• **Records from a data source**:
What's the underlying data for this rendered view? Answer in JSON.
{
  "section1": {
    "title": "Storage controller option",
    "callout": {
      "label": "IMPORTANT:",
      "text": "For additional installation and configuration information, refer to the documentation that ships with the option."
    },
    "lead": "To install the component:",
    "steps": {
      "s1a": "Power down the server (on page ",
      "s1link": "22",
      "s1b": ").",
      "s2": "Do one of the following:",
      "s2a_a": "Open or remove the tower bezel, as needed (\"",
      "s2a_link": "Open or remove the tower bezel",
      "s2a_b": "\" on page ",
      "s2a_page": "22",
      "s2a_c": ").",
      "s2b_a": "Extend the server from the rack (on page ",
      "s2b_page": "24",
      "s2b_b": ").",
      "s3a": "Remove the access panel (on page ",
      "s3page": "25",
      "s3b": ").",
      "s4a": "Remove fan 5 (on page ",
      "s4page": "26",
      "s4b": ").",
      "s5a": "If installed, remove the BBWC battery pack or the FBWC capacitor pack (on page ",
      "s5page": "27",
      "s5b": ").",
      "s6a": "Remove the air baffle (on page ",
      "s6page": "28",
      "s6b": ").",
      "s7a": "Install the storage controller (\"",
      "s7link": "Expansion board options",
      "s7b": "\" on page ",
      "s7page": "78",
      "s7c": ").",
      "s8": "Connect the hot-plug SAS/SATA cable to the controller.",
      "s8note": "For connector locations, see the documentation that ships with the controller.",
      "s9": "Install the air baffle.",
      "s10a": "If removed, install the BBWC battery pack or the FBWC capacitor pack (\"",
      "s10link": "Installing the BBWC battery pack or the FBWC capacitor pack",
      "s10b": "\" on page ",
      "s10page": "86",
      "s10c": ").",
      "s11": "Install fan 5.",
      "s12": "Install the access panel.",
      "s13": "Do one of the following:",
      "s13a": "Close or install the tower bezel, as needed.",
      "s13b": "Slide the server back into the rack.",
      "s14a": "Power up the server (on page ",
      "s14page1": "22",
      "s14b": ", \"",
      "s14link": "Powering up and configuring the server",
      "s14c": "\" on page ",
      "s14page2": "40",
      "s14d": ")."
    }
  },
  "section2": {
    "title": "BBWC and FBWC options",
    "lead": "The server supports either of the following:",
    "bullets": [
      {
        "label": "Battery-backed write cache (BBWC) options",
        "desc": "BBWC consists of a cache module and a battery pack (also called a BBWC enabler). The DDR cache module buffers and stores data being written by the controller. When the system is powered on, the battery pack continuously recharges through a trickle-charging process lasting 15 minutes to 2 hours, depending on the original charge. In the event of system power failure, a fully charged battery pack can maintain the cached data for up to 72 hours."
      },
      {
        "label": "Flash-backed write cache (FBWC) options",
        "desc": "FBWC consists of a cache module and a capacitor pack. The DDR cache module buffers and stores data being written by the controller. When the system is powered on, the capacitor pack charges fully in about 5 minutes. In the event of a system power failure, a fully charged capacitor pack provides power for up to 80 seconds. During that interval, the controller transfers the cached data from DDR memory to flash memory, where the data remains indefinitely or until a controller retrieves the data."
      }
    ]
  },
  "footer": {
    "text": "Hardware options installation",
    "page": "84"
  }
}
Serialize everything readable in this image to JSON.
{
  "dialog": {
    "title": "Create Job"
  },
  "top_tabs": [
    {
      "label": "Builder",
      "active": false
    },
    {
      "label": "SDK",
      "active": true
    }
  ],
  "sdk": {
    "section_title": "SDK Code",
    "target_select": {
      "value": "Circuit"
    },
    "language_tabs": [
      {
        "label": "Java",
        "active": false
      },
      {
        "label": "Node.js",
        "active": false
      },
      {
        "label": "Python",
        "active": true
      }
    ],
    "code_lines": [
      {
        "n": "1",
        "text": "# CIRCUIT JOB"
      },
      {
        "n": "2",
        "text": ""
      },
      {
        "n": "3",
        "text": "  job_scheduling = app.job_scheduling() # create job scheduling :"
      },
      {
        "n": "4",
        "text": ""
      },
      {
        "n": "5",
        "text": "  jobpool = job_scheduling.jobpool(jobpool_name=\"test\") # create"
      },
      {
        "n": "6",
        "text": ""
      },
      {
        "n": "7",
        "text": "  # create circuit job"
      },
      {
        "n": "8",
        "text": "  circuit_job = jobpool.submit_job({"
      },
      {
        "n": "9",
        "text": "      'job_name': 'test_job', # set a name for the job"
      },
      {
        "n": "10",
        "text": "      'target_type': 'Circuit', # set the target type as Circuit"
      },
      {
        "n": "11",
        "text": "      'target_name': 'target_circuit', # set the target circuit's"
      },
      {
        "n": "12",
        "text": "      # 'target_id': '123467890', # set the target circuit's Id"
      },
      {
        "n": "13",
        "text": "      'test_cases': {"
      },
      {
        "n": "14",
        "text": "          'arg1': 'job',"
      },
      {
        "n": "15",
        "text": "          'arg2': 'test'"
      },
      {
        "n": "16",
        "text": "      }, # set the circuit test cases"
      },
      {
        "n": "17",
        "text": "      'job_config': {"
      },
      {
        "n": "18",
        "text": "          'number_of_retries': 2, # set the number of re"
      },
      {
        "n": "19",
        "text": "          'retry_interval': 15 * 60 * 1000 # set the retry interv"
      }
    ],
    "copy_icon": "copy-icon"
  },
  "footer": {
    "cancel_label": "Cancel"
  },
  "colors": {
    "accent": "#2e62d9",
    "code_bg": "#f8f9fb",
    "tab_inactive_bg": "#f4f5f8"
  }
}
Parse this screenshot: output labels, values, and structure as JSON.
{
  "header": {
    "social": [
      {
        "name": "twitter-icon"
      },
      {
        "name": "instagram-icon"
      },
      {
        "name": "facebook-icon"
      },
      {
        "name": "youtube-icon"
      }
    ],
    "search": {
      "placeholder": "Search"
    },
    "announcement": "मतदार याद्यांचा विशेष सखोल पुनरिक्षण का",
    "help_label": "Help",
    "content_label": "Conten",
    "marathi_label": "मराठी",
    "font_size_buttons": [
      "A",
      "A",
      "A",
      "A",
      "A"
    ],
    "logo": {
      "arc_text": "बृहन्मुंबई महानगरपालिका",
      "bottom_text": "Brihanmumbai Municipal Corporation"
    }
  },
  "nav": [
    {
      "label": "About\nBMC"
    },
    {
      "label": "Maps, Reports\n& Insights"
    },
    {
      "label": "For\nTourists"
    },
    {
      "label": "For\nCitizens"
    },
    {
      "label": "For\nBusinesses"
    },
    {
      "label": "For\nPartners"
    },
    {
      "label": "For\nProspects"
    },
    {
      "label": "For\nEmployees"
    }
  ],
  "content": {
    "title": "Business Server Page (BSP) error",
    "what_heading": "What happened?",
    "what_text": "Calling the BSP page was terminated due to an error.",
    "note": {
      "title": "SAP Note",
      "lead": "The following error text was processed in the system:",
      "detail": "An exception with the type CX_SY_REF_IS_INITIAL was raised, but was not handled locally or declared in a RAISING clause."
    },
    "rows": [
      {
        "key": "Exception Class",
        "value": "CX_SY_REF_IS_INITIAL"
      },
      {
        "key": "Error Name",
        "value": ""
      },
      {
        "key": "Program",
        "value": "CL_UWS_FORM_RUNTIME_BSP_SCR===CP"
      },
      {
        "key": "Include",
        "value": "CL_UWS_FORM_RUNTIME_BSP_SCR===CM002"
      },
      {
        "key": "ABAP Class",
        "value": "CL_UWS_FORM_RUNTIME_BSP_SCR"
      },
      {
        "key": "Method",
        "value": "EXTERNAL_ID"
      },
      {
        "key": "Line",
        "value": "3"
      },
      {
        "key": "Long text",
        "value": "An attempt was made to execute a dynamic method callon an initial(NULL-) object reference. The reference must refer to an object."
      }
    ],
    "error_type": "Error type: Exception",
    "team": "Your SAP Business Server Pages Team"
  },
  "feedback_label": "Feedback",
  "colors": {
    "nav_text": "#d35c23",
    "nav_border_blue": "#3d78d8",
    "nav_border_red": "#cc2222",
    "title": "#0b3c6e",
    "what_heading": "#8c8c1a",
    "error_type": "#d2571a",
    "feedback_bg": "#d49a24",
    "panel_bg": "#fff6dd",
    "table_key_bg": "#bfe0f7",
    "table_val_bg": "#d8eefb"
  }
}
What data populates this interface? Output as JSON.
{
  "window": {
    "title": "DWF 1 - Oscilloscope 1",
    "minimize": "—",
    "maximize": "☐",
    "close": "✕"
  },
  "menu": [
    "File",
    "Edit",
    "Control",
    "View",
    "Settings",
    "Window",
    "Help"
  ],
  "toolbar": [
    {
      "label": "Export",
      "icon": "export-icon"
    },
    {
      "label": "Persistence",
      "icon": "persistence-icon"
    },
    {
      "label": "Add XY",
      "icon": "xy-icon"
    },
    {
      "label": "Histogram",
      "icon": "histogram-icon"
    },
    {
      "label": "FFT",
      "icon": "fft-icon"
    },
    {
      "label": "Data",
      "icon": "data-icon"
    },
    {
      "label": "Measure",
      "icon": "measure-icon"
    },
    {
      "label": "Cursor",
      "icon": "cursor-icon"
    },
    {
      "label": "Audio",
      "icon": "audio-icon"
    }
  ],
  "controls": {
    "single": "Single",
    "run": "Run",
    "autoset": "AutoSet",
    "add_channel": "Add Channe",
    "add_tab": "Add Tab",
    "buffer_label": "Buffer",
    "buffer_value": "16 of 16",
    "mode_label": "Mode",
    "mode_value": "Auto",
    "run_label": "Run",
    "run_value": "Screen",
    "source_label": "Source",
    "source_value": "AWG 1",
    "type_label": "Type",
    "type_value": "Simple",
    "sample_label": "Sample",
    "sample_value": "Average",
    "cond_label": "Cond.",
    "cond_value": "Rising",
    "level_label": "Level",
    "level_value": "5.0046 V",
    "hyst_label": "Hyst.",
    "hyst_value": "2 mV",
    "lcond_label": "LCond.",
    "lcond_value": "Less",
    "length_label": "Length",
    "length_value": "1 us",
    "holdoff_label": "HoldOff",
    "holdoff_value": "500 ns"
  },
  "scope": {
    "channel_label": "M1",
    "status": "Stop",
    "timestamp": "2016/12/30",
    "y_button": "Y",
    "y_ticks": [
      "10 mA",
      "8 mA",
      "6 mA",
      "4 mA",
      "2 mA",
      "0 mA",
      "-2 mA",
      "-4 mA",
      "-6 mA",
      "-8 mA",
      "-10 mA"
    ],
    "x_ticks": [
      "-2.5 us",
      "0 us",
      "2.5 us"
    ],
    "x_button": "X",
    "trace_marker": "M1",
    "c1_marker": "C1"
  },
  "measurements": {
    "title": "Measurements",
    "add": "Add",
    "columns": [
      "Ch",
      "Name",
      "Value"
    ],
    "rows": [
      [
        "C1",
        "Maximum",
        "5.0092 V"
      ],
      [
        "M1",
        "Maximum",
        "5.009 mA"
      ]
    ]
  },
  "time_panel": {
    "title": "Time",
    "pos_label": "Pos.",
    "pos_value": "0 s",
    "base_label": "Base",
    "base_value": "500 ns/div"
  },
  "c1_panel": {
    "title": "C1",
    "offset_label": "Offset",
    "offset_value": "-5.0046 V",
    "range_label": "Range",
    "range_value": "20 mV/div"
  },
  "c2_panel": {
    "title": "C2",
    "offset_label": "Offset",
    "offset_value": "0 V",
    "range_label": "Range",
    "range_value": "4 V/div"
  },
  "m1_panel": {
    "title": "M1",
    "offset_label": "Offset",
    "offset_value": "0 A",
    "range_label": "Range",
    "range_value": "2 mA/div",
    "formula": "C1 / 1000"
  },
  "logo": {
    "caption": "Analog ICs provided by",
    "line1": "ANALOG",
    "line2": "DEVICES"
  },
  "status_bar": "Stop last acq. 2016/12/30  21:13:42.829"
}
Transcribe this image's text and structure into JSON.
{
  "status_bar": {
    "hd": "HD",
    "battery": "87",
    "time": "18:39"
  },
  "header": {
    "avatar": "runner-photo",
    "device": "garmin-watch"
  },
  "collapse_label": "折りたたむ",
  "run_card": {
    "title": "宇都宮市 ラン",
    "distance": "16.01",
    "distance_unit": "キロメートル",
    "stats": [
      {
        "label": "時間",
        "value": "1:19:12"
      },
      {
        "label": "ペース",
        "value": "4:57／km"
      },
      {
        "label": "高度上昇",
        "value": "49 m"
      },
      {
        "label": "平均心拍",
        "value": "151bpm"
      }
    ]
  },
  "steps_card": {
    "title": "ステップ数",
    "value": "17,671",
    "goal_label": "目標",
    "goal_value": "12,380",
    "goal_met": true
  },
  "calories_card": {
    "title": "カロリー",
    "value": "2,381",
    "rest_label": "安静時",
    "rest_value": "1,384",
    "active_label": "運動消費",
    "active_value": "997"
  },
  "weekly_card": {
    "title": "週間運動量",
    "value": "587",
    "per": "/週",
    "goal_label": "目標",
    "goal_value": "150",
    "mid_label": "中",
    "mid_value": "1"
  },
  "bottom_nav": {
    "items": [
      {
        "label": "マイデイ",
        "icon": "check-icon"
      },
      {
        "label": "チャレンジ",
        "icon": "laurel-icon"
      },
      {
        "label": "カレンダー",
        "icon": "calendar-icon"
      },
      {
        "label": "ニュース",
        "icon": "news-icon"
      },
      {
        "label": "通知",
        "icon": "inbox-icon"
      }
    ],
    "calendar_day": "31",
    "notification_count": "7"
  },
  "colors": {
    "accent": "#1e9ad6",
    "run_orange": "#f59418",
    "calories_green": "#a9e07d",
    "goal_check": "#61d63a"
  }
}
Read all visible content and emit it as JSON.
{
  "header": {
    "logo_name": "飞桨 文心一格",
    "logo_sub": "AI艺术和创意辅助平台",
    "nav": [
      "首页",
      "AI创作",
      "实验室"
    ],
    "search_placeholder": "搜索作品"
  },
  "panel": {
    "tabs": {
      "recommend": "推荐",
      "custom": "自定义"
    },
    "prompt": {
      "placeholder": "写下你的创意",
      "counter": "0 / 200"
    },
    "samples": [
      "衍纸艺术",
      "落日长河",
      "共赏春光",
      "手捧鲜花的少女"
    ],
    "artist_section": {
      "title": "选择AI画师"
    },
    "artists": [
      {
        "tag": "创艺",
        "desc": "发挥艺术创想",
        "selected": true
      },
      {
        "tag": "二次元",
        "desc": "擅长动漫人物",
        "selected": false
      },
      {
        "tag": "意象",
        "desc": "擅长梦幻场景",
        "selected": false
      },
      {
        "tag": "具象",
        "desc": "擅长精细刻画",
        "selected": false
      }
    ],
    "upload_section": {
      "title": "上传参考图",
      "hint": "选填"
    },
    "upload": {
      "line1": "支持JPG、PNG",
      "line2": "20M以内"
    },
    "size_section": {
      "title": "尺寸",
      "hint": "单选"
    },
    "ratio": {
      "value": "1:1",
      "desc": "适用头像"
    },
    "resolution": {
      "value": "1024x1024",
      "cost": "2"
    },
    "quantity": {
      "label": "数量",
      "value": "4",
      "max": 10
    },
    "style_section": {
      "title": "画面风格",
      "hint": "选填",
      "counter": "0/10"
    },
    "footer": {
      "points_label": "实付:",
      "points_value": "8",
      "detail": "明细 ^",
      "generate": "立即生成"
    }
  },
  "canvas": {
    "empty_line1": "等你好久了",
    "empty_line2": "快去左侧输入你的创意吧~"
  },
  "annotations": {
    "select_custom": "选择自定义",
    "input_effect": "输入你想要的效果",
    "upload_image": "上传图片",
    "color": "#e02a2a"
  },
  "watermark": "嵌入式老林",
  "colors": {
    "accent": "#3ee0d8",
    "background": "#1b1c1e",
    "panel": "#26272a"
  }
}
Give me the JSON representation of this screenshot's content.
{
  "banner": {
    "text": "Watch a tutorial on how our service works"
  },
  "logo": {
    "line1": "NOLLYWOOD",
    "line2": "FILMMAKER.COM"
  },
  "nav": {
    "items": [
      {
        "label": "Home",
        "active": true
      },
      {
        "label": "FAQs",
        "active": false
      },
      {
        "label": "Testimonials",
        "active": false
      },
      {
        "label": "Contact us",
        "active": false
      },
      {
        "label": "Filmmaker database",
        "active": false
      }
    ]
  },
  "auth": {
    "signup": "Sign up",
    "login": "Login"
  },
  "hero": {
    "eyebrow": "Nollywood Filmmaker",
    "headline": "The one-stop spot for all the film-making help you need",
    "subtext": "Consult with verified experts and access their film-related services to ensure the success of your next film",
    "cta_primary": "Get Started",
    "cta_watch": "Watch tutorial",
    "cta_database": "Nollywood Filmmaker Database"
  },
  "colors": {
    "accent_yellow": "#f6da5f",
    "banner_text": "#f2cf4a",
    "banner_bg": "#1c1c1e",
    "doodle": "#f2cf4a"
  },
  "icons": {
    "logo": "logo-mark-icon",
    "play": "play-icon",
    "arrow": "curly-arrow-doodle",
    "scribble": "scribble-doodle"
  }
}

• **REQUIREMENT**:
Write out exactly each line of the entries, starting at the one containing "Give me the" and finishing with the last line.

• **RESPONSE BELOW**:
Give me the JSON representation of this screenshot's content.
{
  "banner": {
    "text": "Watch a tutorial on how our service works"
  },
  "logo": {
    "line1": "NOLLYWOOD",
    "line2": "FILMMAKER.COM"
  },
  "nav": {
    "items": [
      {
        "label": "Home",
        "active": true
      },
      {
        "label": "FAQs",
        "active": false
      },
      {
        "label": "Testimonials",
        "active": false
      },
      {
        "label": "Contact us",
        "active": false
      },
      {
        "label": "Filmmaker database",
        "active": false
      }
    ]
  },
  "auth": {
    "signup": "Sign up",
    "login": "Login"
  },
  "hero": {
    "eyebrow": "Nollywood Filmmaker",
    "headline": "The one-stop spot for all the film-making help you need",
    "subtext": "Consult with verified experts and access their film-related services to ensure the success of your next film",
    "cta_primary": "Get Started",
    "cta_watch": "Watch tutorial",
    "cta_database": "Nollywood Filmmaker Database"
  },
  "colors": {
    "accent_yellow": "#f6da5f",
    "banner_text": "#f2cf4a",
    "banner_bg": "#1c1c1e",
    "doodle": "#f2cf4a"
  },
  "icons": {
    "logo": "logo-mark-icon",
    "play": "play-icon",
    "arrow": "curly-arrow-doodle",
    "scribble": "scribble-doodle"
  }
}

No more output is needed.